Since the sixth century B.C. greeks studied the movement of the stars, as heaven and Earth, and their discoveries and history still lingers today,within the names of stars and constellations, of which the most famous are: Orion (named after the great hunter of Greek mythology), Canis Major (with the brightest star, Sirius), Canis Minor, Lepus and Taurus, Perseus, Andromeda and Cassiopeia.
The Greeks were the first who tried to explain in a logical and systematic manner, how the universe works, using models and observations. Since the seventh century B.C. greeks believed that the universe is a rational place governed by natural laws and that the universe’s laws may be learned and understanded by man. In this area, science was not able to give reliable answers, absolute, yet.

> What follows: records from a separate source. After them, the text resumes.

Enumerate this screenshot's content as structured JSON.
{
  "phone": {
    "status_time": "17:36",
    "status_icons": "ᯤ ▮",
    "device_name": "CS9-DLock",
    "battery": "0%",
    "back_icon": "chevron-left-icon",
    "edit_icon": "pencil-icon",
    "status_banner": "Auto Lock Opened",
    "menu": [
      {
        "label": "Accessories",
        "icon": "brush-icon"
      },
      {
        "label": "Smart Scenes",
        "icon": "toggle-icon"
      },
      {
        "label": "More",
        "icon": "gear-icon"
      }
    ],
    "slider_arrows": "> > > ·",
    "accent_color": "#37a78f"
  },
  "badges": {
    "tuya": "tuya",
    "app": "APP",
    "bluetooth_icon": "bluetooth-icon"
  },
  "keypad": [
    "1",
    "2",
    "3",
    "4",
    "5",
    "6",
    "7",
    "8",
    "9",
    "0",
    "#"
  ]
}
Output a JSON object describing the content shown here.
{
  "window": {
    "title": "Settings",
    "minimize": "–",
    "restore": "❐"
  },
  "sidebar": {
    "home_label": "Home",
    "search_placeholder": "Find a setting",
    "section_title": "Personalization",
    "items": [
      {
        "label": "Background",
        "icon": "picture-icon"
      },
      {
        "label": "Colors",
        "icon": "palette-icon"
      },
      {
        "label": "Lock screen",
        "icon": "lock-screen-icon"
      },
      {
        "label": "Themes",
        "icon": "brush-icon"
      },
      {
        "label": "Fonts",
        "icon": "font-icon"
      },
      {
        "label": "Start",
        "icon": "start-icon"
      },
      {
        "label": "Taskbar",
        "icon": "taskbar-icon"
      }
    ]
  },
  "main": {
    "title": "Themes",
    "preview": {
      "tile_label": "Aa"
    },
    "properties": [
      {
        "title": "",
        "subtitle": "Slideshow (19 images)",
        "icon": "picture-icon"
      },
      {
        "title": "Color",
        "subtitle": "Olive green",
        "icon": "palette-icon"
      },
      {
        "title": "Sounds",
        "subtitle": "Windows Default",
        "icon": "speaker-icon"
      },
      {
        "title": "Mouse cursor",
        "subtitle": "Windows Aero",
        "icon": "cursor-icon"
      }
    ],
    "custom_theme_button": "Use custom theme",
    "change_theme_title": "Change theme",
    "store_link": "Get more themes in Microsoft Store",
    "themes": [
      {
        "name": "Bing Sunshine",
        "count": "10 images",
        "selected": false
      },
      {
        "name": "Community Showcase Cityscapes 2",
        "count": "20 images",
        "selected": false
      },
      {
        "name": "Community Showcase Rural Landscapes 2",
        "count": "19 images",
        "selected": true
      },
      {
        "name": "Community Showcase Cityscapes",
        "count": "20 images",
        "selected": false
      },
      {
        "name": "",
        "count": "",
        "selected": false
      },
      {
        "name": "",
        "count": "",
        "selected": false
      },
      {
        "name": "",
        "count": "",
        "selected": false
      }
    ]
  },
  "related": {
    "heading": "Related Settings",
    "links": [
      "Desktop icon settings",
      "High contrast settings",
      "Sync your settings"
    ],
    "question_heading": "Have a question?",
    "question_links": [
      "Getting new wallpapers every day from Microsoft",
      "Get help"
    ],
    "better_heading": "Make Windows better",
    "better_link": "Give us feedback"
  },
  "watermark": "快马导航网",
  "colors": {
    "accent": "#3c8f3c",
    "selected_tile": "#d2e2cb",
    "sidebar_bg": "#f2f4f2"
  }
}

Later, the mathematician and philosopher Pythagoras of Samos (582-507 BC) appoints the sky – “space” and declares that the Earth is spherical. Philosopher Parmenides of Elea (515-440 BC) claims the Earth’s sphericity theory is true, and asserts that “the moon moving around Earth illuminates the night with a borrowed light.” Pythagoras‘s name is remembered in the history of astronomy for the first mathematician who was helped by his theorems, began development of astronomy as a science. Pythagorean theorem has been extremely useful in calculating astronomical distances.

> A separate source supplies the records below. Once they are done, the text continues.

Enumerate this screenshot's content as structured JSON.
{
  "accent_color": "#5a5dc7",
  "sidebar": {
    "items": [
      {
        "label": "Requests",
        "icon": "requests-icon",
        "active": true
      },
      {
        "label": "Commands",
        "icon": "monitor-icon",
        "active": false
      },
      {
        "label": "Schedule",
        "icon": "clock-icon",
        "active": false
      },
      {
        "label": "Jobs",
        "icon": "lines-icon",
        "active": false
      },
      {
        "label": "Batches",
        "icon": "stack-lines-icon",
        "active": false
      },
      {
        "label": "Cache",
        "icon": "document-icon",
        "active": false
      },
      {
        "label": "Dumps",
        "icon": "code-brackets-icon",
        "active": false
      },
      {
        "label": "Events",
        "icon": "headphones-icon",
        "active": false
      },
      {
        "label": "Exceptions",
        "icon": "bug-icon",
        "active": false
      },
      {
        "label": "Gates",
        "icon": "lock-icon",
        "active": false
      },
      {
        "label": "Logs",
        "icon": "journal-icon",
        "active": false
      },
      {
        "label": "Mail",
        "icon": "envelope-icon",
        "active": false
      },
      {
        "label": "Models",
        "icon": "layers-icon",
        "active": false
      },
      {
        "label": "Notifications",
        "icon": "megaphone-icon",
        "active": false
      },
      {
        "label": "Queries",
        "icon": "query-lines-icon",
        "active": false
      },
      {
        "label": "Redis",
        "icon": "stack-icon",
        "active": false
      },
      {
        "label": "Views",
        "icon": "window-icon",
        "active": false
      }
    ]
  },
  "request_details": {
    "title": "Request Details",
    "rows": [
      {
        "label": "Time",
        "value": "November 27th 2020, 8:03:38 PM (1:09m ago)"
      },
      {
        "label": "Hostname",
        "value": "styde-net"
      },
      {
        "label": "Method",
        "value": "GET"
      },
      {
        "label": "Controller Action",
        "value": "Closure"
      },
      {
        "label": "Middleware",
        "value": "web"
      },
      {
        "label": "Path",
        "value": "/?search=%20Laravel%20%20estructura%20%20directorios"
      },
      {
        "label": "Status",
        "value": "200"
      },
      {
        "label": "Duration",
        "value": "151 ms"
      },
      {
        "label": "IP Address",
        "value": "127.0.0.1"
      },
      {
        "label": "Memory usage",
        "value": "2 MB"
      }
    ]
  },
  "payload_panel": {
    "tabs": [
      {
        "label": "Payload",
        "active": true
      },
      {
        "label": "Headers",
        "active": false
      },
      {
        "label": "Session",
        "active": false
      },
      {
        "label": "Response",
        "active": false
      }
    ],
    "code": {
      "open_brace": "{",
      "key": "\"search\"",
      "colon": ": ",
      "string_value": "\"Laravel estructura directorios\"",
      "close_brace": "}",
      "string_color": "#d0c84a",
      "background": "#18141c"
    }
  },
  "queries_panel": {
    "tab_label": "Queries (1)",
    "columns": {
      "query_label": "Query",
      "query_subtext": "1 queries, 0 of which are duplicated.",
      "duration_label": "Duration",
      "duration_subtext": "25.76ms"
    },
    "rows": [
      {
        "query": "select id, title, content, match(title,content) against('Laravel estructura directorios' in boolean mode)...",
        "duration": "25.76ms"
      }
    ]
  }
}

But first important cosmological theory belongs to the Greek scientist and philosopher Aristotle (384-322 BC), disciple of Plato, who believed that Earth was the center of the universe.